UMD Doctoral Student Wins 2nd Place in Environmental Essay Contest

By: Lauren Kirkwood
Publisher: Council on the Environment
Published: November 20, 2013

Last year, atmospheric and oceanic sciences doctoral student Rebekah Esmaili attended a meeting of the International Precipitation Working Group in Brazil, where she was struck by how limited access to data affects scientists in regions outside the U.S.
When Esmaili heard through a Council on the Environment email to her department that Earthzine — an online resource for news about environmental policy and technology — was holding a student essay contest on "Science Technology for Observing Earth's Climate," she knew her entry would revolve around the importance of increasing worldwide access to scientific information.

Esmaili received a 2nd place award of $500 for her essay, titled "Publication Without Representation: How Improving Satellite Data Dissemination Can Democratize and Advance Earth Science."
"I feel strongly about open access to journals and data," she said. "Scientists often focus on pushing the boundaries th
rough scientific advances and big observation projects. However, researchers overlook the importance of data availability."
In Brazil, Esmaili said she met many young scientists from South and Central America who inspired the "human aspect" that she emphasized in her essay, along with the technological advances.
"Researchers outside of the U.S. do not always have the same access to computer hardware, data, and ground observing equipment," she said. "If scientists share data it lowers these barriers and increases international participation."
In earth science, Esmaili said, there is a heavy emphasis on North America and Europe, and less on South America or Africa. Increasing data sharing between international scientists makes research more efficient and comprehensive.
"Increasing internal participation can improve our big picture understanding of the planet," she said. "There's a pool of international researchers who work with low research budgets; sharing data lowers hardware requirements and saves time, which can help them work more effectively.
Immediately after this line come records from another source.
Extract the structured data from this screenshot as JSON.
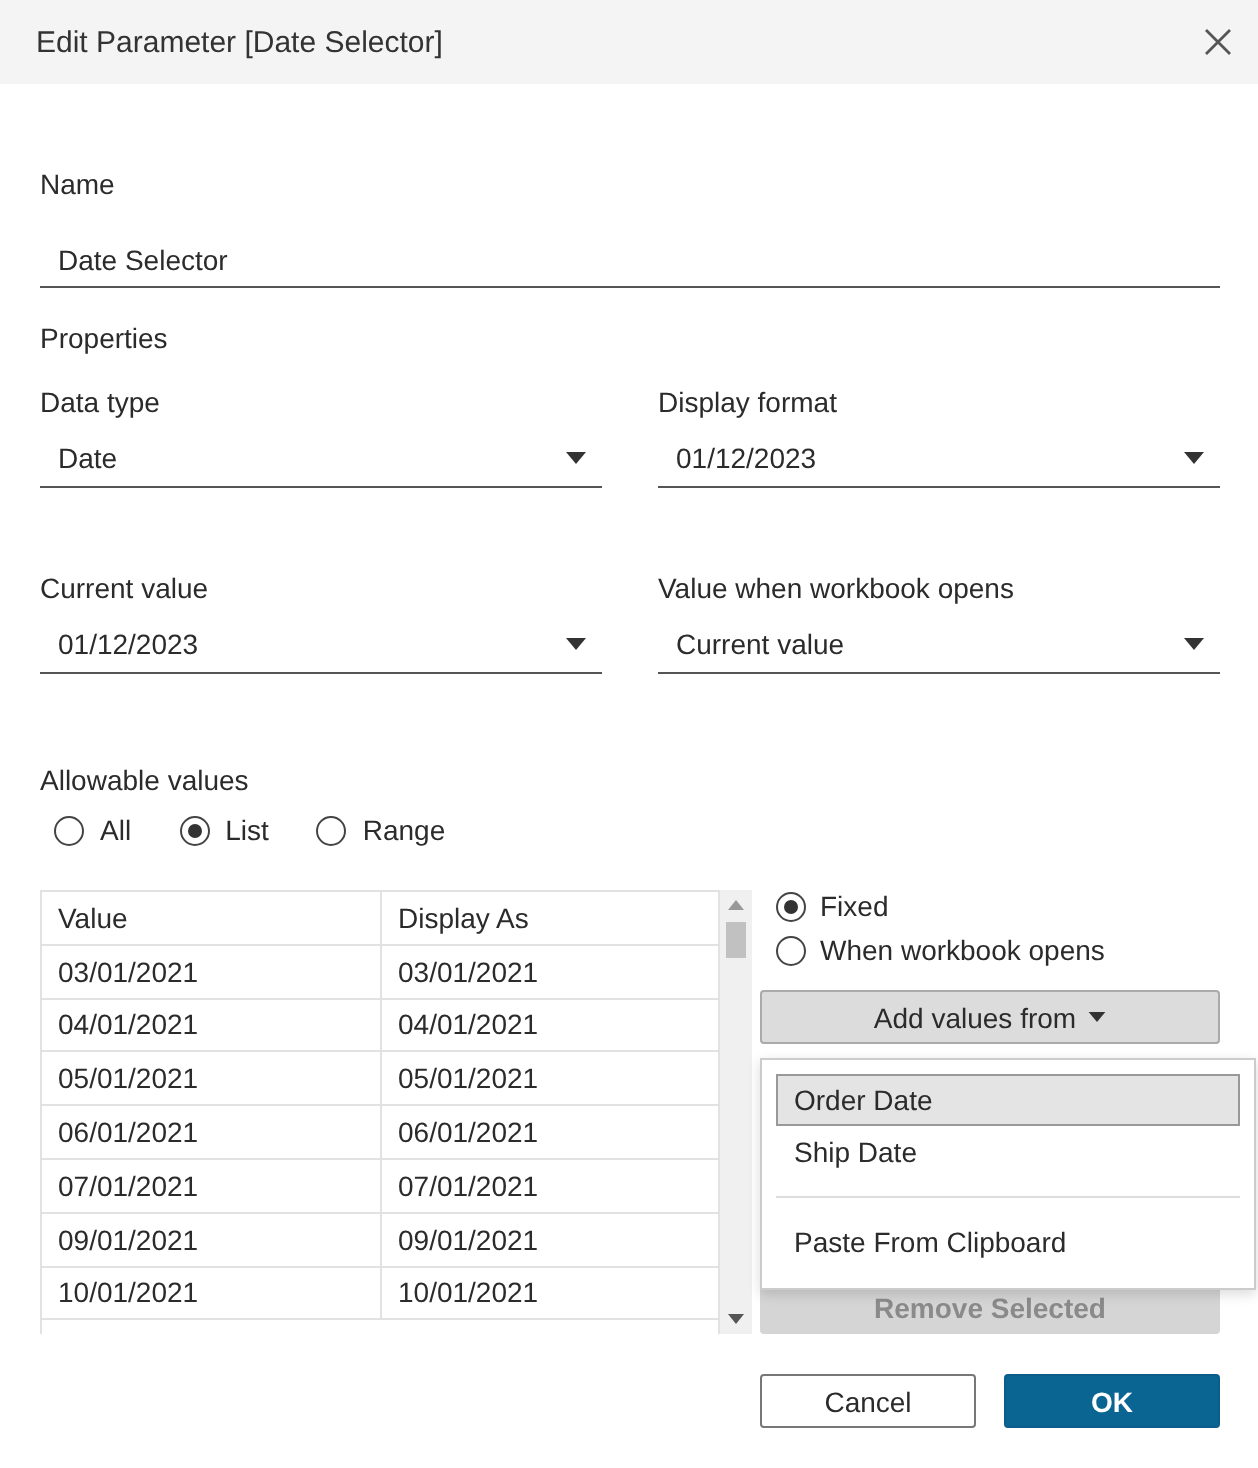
{
  "window": {
    "title": "Edit Parameter [Date Selector]"
  },
  "name": {
    "label": "Name",
    "value": "Date Selector"
  },
  "properties": {
    "heading": "Properties",
    "fields": [
      {
        "label": "Data type",
        "value": "Date"
      },
      {
        "label": "Display format",
        "value": "01/12/2023"
      },
      {
        "label": "Current value",
        "value": "01/12/2023"
      },
      {
        "label": "Value when workbook opens",
        "value": "Current value"
      }
    ]
  },
  "allowable_values": {
    "label": "Allowable values",
    "options": [
      {
        "label": "All",
        "selected": false
      },
      {
        "label": "List",
        "selected": true
      },
      {
        "label": "Range",
        "selected": false
      }
    ]
  },
  "table": {
    "columns": [
      "Value",
      "Display As"
    ],
    "rows": [
      [
        "03/01/2021",
        "03/01/2021"
      ],
      [
        "04/01/2021",
        "04/01/2021"
      ],
      [
        "05/01/2021",
        "05/01/2021"
      ],
      [
        "06/01/2021",
        "06/01/2021"
      ],
      [
        "07/01/2021",
        "07/01/2021"
      ],
      [
        "09/01/2021",
        "09/01/2021"
      ],
      [
        "10/01/2021",
        "10/01/2021"
      ]
    ]
  },
  "list_source": {
    "options": [
      {
        "label": "Fixed",
        "selected": true
      },
      {
        "label": "When workbook opens",
        "selected": false
      }
    ]
  },
  "add_values_button": {
    "label": "Add values from"
  },
  "add_values_menu": {
    "items": [
      {
        "label": "Order Date",
        "kind": "item",
        "highlighted": true
      },
      {
        "label": "Ship Date",
        "kind": "item",
        "highlighted": false
      },
      {
        "kind": "separator"
      },
      {
        "label": "Paste From Clipboard",
        "kind": "item",
        "highlighted": false
      }
    ]
  },
  "remove_button": {
    "label": "Remove Selected",
    "disabled": true
  },
  "buttons": [
    {
      "label": "Cancel",
      "kind": "secondary"
    },
    {
      "label": "OK",
      "kind": "primary"
    }
  ]
}
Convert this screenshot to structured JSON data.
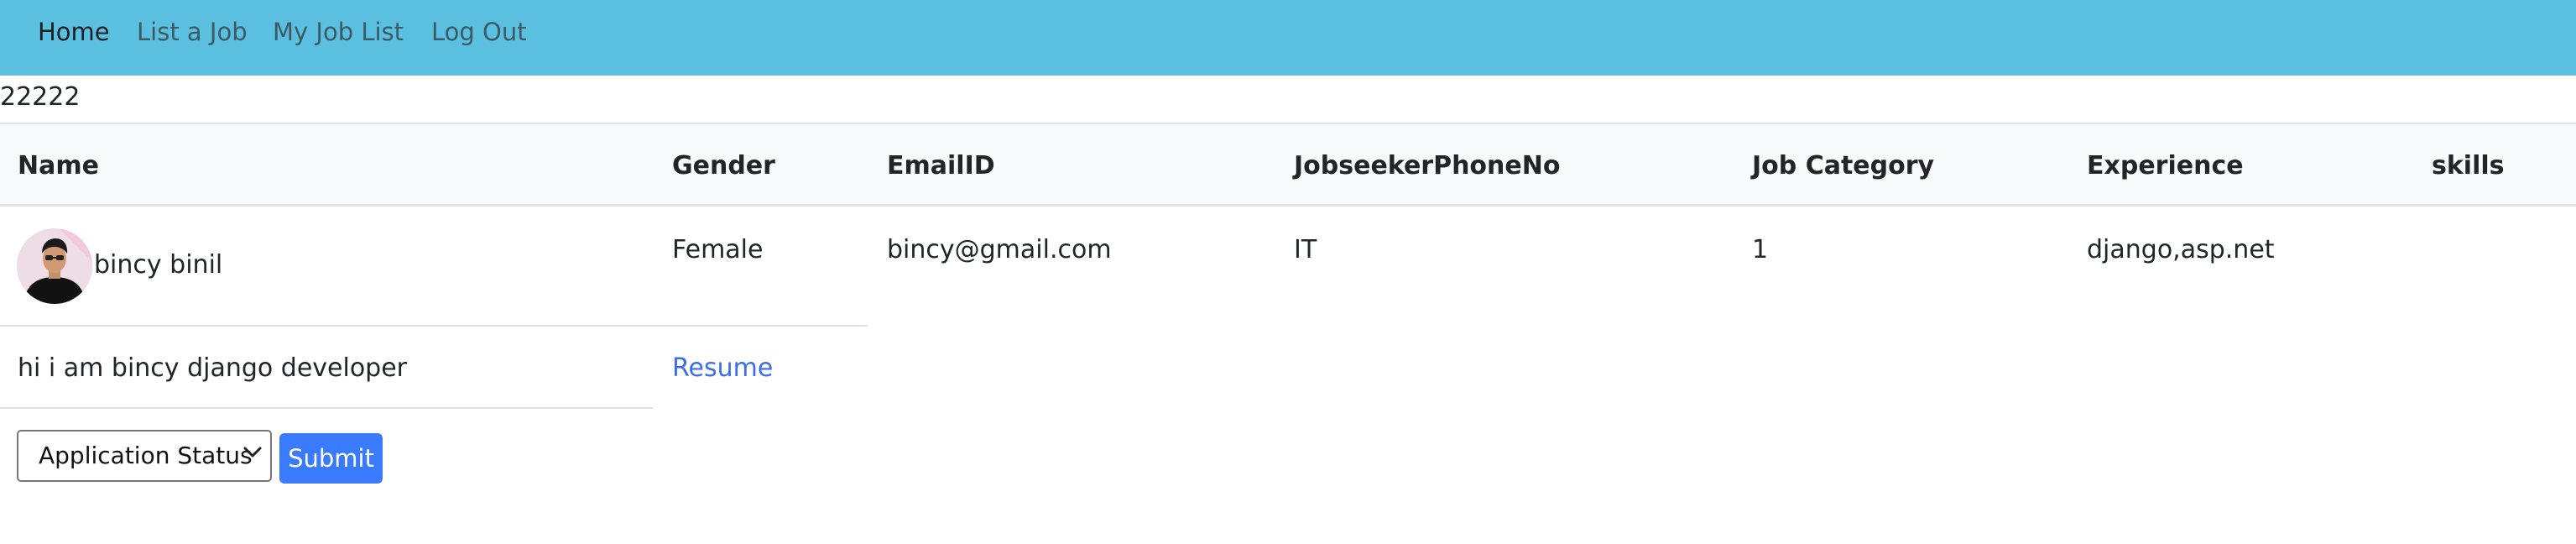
{
  "nav": {
    "items": [
      {
        "label": "Home",
        "active": true
      },
      {
        "label": "List a Job",
        "active": false
      },
      {
        "label": "My Job List",
        "active": false
      },
      {
        "label": "Log Out",
        "active": false
      }
    ]
  },
  "job_id": "22222",
  "table": {
    "headers": [
      "Name",
      "Gender",
      "EmailID",
      "JobseekerPhoneNo",
      "Job Category",
      "Experience",
      "skills"
    ],
    "row": {
      "name": "bincy binil",
      "gender": "Female",
      "email": "bincy@gmail.com",
      "phone": "IT",
      "job_category": "1",
      "experience": "django,asp.net",
      "skills": ""
    },
    "bio": "hi i am bincy django developer",
    "resume_label": "Resume"
  },
  "form": {
    "status_selected": "Application Status",
    "submit_label": "Submit"
  },
  "colors": {
    "navbar": "#5bc0e0",
    "link": "#3b6ee8",
    "primary_button": "#3a7bfd",
    "header_bg": "#f8f9fa"
  }
}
We can increase the global scientific workforce and output by making it easier for everyone to do their research."
Esmaili, whose research involves tracking storms and studying the evolution of their life cycles on a global scale, said she was glad to have the opportunity to share her views on data access with a wider audience.
"It's something I feel passionate about – I am glad it was well received," she said.

Reprinted from Council on the Environment with permission.